Things you should know about exit companies:
1. Timeshare Exit Companies are costly
Timeshare exit companies are expensive. Canceling a timeshare with a timeshare exit company can cost $10,000 or more, and the fees are typically collected upfront.
2. Timeshare Exit Companies are Risky
Even if it’s a legit company, there’s no guarantee it will work. Timeshare exit is not a science and there is no easy way to sever someone from an otherwise life-long contract without the approval and support of the timeshare companies.
3. Timeshare Exit Companies are not really necessary:
If the owner is willing to do the work, they can probably navigate this on their own. In fact, some exit companies just advise owners on what steps to take. Plus, many timeshare companies now offer company-endorsed alternatives.
You’ll need patience dealing with a Timeshare Exit Company
Timeshare exits take a long time — up to three years in some cases. Many owners complain about a lack of transparency during the process.
The problem isn’t just that there are scammers, but that the current version of the product exists in a way that lets the scammers thrive. Let’s face it: It’s very difficult to divest from most timeshares. They lose value rapidly, there’s no robust secondary market, the resorts don’t make it easy to rent, and “deedback” programs are extremely restrictive. Yes, there are alternatives to selling, like an exchange, but that doesn’t appeal to people who are simply done with traveling altogether, are facing some imminent financial challenges, or whose kids aren’t interested in inheriting. But whatever your reason for wanting to sell, if you can’t seem to find a way out, and you’re increasingly frustrated, even desperate, you’re ripe for targeting by grifters.
So how can there be a more successful version of this product in the future?
One that is fun for the owner to use and easier to divest from once the fun is over.
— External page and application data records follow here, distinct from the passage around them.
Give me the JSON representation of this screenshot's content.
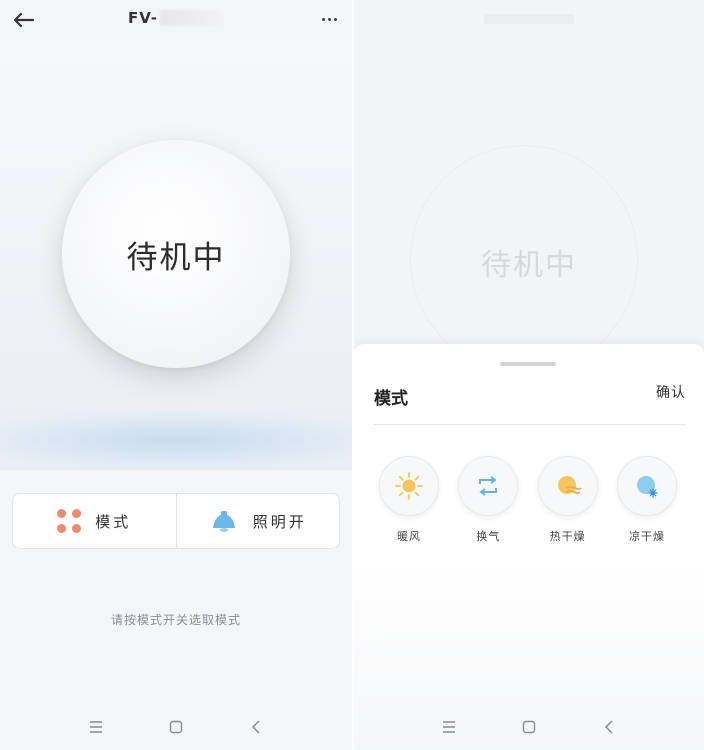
{
  "left": {
    "header": {
      "title": "FV-"
    },
    "status": "待机中",
    "controls": [
      {
        "label": "模式",
        "icon": "mode-grid-icon"
      },
      {
        "label": "照明开",
        "icon": "bell-light-icon"
      }
    ],
    "hint": "请按模式开关选取模式"
  },
  "right": {
    "background_status": "待机中",
    "sheet": {
      "title": "模式",
      "confirm": "确认",
      "modes": [
        {
          "label": "暖风",
          "icon": "sun-icon"
        },
        {
          "label": "换气",
          "icon": "cycle-icon"
        },
        {
          "label": "热干燥",
          "icon": "dry-hot-icon"
        },
        {
          "label": "凉干燥",
          "icon": "snow-icon"
        }
      ]
    }
  },
  "navbar": [
    "menu-icon",
    "home-square-icon",
    "back-chevron-icon"
  ],
  "colors": {
    "accent": "#ef8a70",
    "sky": "#67b5e6",
    "sun": "#f5c55c"
  }
}
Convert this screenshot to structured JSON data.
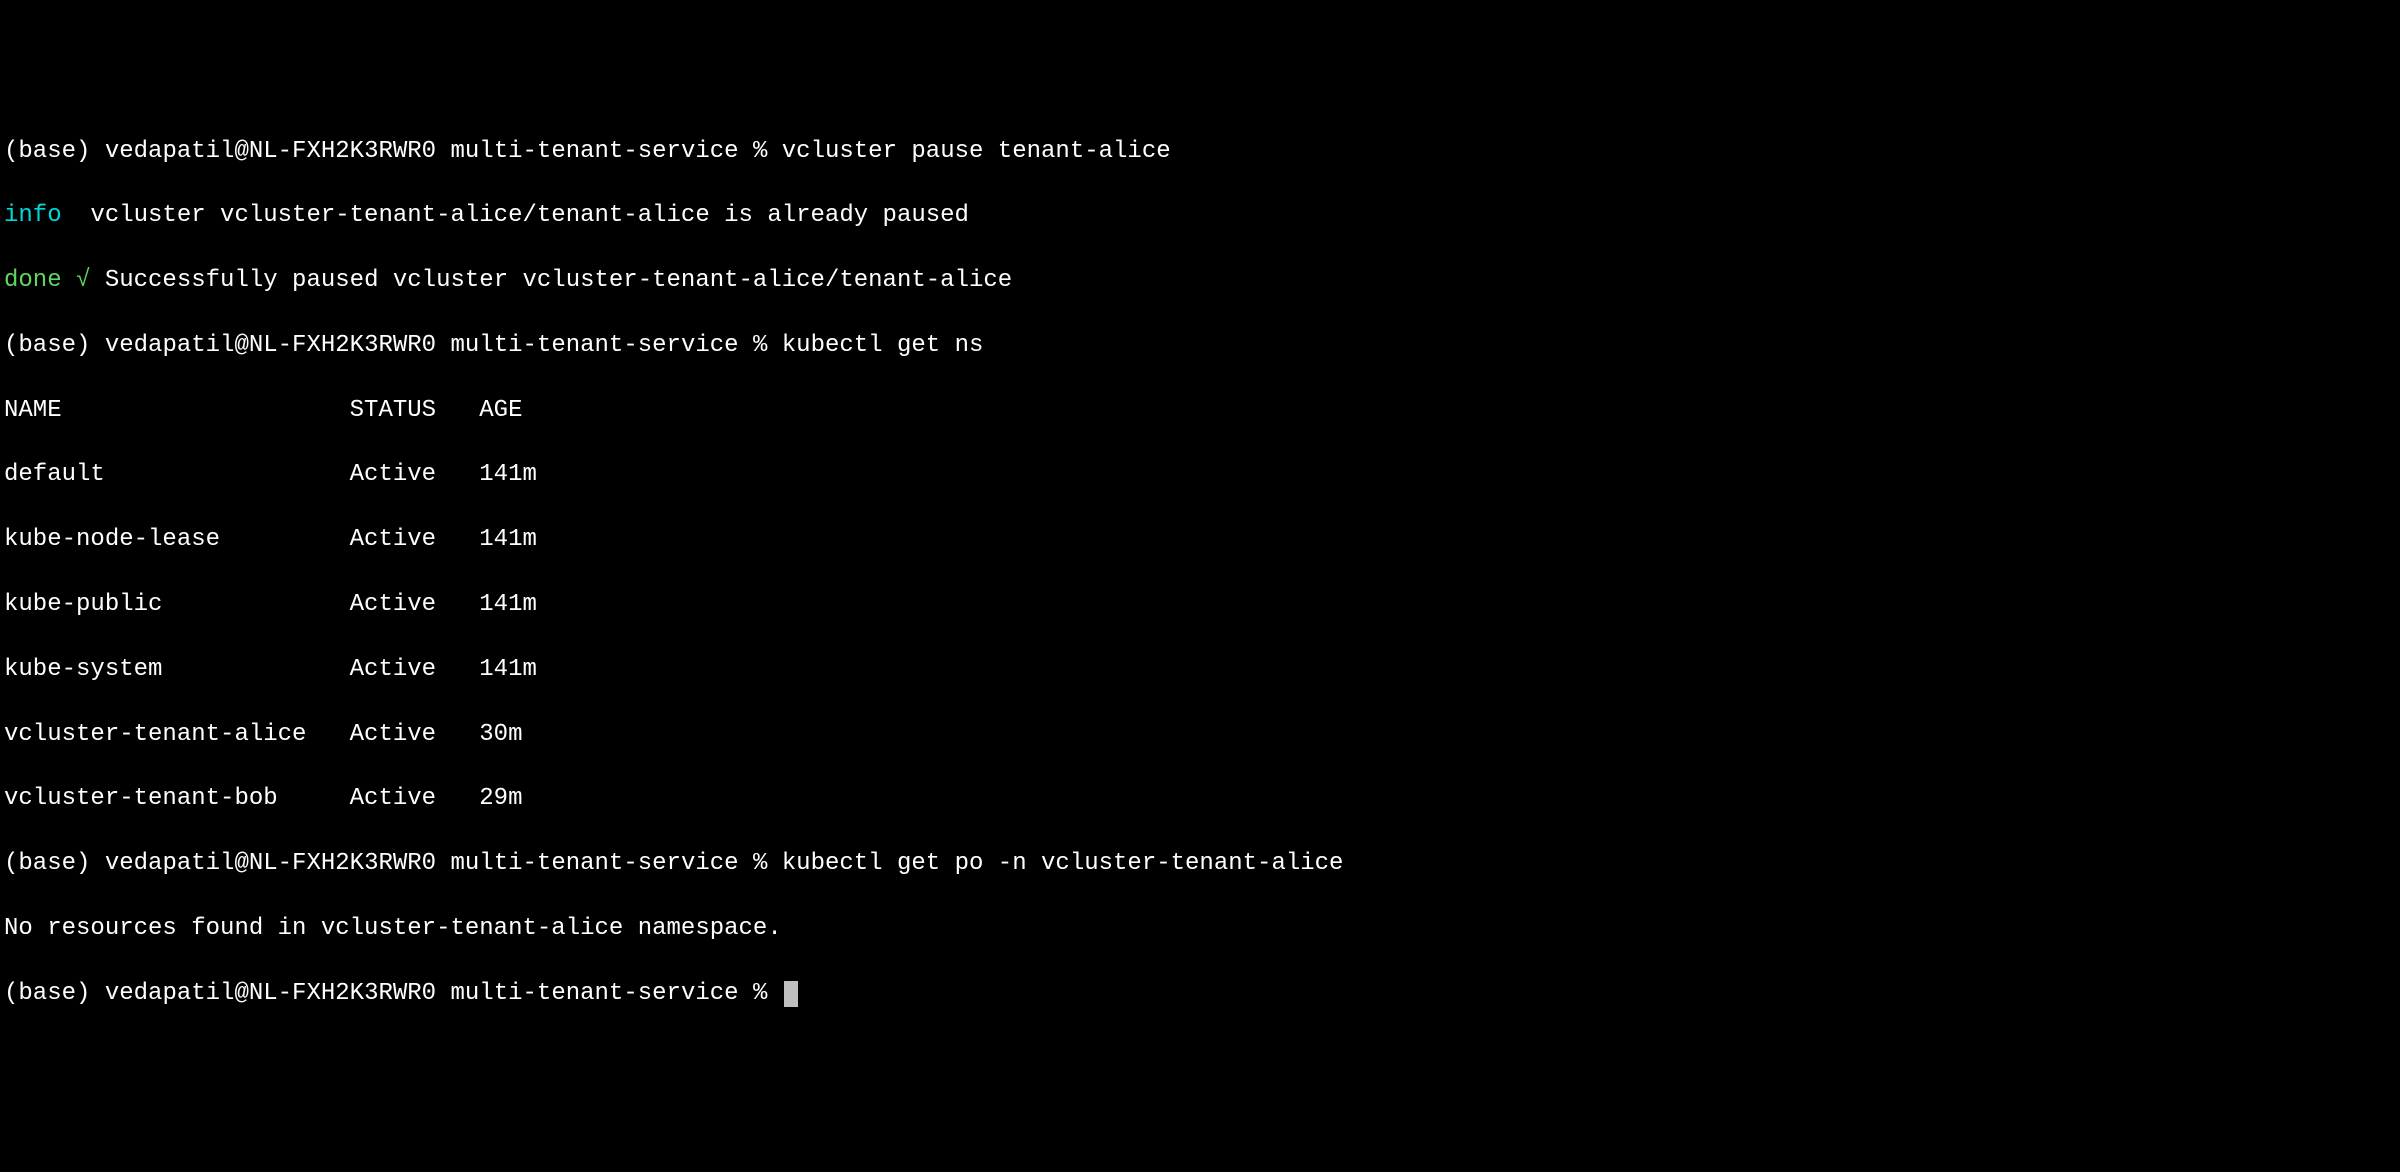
{
  "prompt": {
    "env": "(base)",
    "user_host": "vedapatil@NL-FXH2K3RWR0",
    "dir": "multi-tenant-service",
    "sep": "%"
  },
  "lines": {
    "cmd1": "vcluster pause tenant-alice",
    "info_tag": "info",
    "info_msg": "  vcluster vcluster-tenant-alice/tenant-alice is already paused",
    "done_tag": "done √",
    "done_msg": " Successfully paused vcluster vcluster-tenant-alice/tenant-alice",
    "cmd2": "kubectl get ns",
    "ns_header": "NAME                    STATUS   AGE",
    "ns_rows": [
      "default                 Active   141m",
      "kube-node-lease         Active   141m",
      "kube-public             Active   141m",
      "kube-system             Active   141m",
      "vcluster-tenant-alice   Active   30m",
      "vcluster-tenant-bob     Active   29m"
    ],
    "cmd3": "kubectl get po -n vcluster-tenant-alice",
    "no_resources": "No resources found in vcluster-tenant-alice namespace.",
    "cmd4": ""
  },
  "chart_data": {
    "type": "table",
    "title": "kubectl get ns",
    "columns": [
      "NAME",
      "STATUS",
      "AGE"
    ],
    "rows": [
      {
        "NAME": "default",
        "STATUS": "Active",
        "AGE": "141m"
      },
      {
        "NAME": "kube-node-lease",
        "STATUS": "Active",
        "AGE": "141m"
      },
      {
        "NAME": "kube-public",
        "STATUS": "Active",
        "AGE": "141m"
      },
      {
        "NAME": "kube-system",
        "STATUS": "Active",
        "AGE": "141m"
      },
      {
        "NAME": "vcluster-tenant-alice",
        "STATUS": "Active",
        "AGE": "30m"
      },
      {
        "NAME": "vcluster-tenant-bob",
        "STATUS": "Active",
        "AGE": "29m"
      }
    ]
  }
}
One that creates revenue and growth for the timeshare companies, while reducing sales friction and marketing and sales costs. Currently running as high as 45%, these costs are baked into the price, and higher prices create more sales friction and reduce organic demand.
The way I see it, simply because someone no longer wants a product does not mean that it’s a flawed product. It could mean their lifestyle has changed, or their financial position has changed and the lifestyle purchase no longer works. Ironically, the inability to divest from timeshare is what makes this otherwise fun product an ultimately flawed product. And that perception resonates louder today than the joys that timeshare ownership can bring.
So how do we right that wrong?
The industry has stepped up its efforts to help owners and heal the industry’s reputational damage, but more can and should be done. Here are a few things I’d like to see happen:
- Timeshare companies continue to beef up company-backed exit programs and educate owners via advocacy groups like ARDA
- Broader marketing campaigns to offset the negative impact of all the timeshare exit ads out there.
- Developers loosen restrictions on reselling timeshares and the right of first refusal clauses.
- The industry supports the establishment of a legitimate and safe resale market, so owners don’t need to resort to Craigslist, Facebook, and other unregulated marketplaces — and thereby open themselves up to scammers.
- The industry supports state attorneys general and government regulators who are holding fraudulent exit companies responsible for their misdeeds.
- We all educate buyers on alternates to exit, such as timeshare rentals
I’m confident that timeshare companies did not intend for exit companies to exist and thrive as they have. But, as JFK knew and we now know too, doing nothing is no longer an option.
Mike Kennedy is CEO and co-founder of KOALA, a new timeshare rental marketplace. Before co-founding KOALA, Mike spent over ten years as a top sales executive for Hilton Grand Vacations, where he first envisioned a secure, easy, and ethical way for timeshare owners to rent their unused time. His long-term mission is to transform the way people take vacations.